Task item —
Repeat the listing below word for word, leaving nothing out.
START Information shown
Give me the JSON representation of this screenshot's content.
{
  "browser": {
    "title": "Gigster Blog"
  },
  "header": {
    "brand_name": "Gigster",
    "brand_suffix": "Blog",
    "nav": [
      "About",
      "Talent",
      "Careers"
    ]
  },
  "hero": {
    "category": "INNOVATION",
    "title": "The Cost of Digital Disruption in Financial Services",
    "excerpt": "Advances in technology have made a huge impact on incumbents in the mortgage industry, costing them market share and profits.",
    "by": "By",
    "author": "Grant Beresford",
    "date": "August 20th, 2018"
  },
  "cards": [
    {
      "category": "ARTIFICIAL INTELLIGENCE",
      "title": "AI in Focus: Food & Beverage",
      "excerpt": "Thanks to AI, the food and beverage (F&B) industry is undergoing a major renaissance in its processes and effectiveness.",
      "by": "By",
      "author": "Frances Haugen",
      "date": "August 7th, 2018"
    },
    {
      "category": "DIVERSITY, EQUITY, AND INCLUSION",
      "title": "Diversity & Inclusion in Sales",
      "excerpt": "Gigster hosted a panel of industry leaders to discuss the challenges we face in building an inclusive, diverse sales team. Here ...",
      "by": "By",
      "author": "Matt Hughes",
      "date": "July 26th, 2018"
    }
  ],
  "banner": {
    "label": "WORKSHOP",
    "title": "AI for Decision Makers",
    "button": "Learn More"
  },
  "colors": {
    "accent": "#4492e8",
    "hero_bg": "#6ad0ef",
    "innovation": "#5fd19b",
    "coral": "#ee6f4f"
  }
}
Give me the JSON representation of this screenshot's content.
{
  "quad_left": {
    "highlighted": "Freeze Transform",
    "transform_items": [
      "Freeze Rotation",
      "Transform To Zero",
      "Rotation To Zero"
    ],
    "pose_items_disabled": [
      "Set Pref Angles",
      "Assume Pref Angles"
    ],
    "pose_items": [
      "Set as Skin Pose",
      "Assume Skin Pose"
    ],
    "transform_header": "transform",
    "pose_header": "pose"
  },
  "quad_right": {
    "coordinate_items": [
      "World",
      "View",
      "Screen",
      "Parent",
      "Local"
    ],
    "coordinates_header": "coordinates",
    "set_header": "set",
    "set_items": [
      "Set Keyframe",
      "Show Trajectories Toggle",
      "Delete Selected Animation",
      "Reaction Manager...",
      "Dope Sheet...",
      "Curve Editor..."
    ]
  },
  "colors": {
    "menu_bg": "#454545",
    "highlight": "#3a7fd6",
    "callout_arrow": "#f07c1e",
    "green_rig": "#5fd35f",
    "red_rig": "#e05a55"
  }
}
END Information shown
Task result —
Give me the JSON representation of this screenshot's content.
{
  "browser": {
    "title": "Gigster Blog"
  },
  "header": {
    "brand_name": "Gigster",
    "brand_suffix": "Blog",
    "nav": [
      "About",
      "Talent",
      "Careers"
    ]
  },
  "hero": {
    "category": "INNOVATION",
    "title": "The Cost of Digital Disruption in Financial Services",
    "excerpt": "Advances in technology have made a huge impact on incumbents in the mortgage industry, costing them market share and profits.",
    "by": "By",
    "author": "Grant Beresford",
    "date": "August 20th, 2018"
  },
  "cards": [
    {
      "category": "ARTIFICIAL INTELLIGENCE",
      "title": "AI in Focus: Food & Beverage",
      "excerpt": "Thanks to AI, the food and beverage (F&B) industry is undergoing a major renaissance in its processes and effectiveness.",
      "by": "By",
      "author": "Frances Haugen",
      "date": "August 7th, 2018"
    },
    {
      "category": "DIVERSITY, EQUITY, AND INCLUSION",
      "title": "Diversity & Inclusion in Sales",
      "excerpt": "Gigster hosted a panel of industry leaders to discuss the challenges we face in building an inclusive, diverse sales team. Here ...",
      "by": "By",
      "author": "Matt Hughes",
      "date": "July 26th, 2018"
    }
  ],
  "banner": {
    "label": "WORKSHOP",
    "title": "AI for Decision Makers",
    "button": "Learn More"
  },
  "colors": {
    "accent": "#4492e8",
    "hero_bg": "#6ad0ef",
    "innovation": "#5fd19b",
    "coral": "#ee6f4f"
  }
}
Give me the JSON representation of this screenshot's content.
{
  "quad_left": {
    "highlighted": "Freeze Transform",
    "transform_items": [
      "Freeze Rotation",
      "Transform To Zero",
      "Rotation To Zero"
    ],
    "pose_items_disabled": [
      "Set Pref Angles",
      "Assume Pref Angles"
    ],
    "pose_items": [
      "Set as Skin Pose",
      "Assume Skin Pose"
    ],
    "transform_header": "transform",
    "pose_header": "pose"
  },
  "quad_right": {
    "coordinate_items": [
      "World",
      "View",
      "Screen",
      "Parent",
      "Local"
    ],
    "coordinates_header": "coordinates",
    "set_header": "set",
    "set_items": [
      "Set Keyframe",
      "Show Trajectories Toggle",
      "Delete Selected Animation",
      "Reaction Manager...",
      "Dope Sheet...",
      "Curve Editor..."
    ]
  },
  "colors": {
    "menu_bg": "#454545",
    "highlight": "#3a7fd6",
    "callout_arrow": "#f07c1e",
    "green_rig": "#5fd35f",
    "red_rig": "#e05a55"
  }
}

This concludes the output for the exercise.